It is no mean feat for a broadcast regulator to surprise jaded watchers. The CRTC – Canadian Radio-Television and Telecommunications Commission – did just that last October when it hit the headlines by turning down the sale of Astral Media to Bell. The deal did not serve the public interest, announced new CRTC chair Jean-Pierre Blais.
Public interest? Did we hear right? Is that even a consideration any more in weighing media transactions?
Bell certainly didn’t seem to think so, shooting off an angry application to the federal cabinet to review the CRTC decision, basically arguing that there was nothing in recent CRTC policy to suggest turning down the deal on this ground was legitimate. After the government sent the message that it wouldn’t touch the popular CRTC decision with a long stick, Bell quickly changed tack and reportedly filed a new application to take over Astral. The Commission is expected to hold a new hearing on the new deal in the first part of this year.
Has Bell changed the deal enough to convince the CRTC and Canadians that it’s good for us?
In the meantime, we await the CRTC decision on new broadcast licences for CBC/Radio-Canada following a two-week hearing at the end of November at which dozens of Canadians, media companies and other organizations spoke in favour of public broadcasting. The rub? Almost no one, with the significant exception of those speaking on the CBC/Radio-Canada panel, seems to fully support the idea of ads on Radio 2 and Espace Musique – a key feature of CBC’s application and its main strategy to stanch the flow of budget cuts.

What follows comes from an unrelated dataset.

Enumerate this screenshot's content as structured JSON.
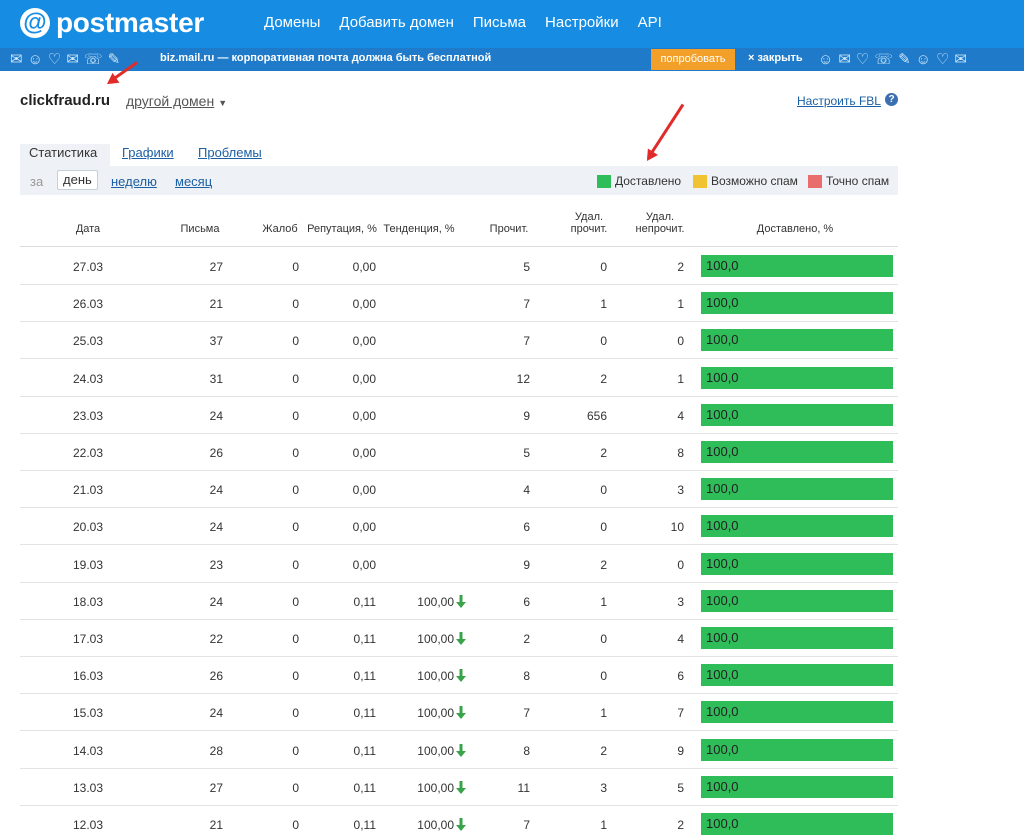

The Guild didn’t outright oppose ads at the hearing. We pointed out that ads on public radio are not good long-term public policy, citing passages from previous CRTC documents that make the same point. We said we would prefer to solve the budget problem a different way, with a fund paid for by cable and satellite companies dedicated to local programming by public and community broadcasters. The idea may sound familiar … our proposal is based on an improved Local Program Improvement Fund, implemented by the CRTC in 2010 and then cancelled in mid-2012 for reasons that remain unclear from a public interest perspective. The only ones that didn’t seem to like it were the cable and satellite companies.
The fund we’re proposing would generate approximately $65 million per year, the vast majority of which we anticipate would go to CBC and Radio-Canada for local programming. It would net the CBC more than ads on radio and be dedicated to providing programming that the public values and for which the private sector holds diminishing interest.
Will the CRTC surprise us again in 2013 and make the choice that best serves the public interest?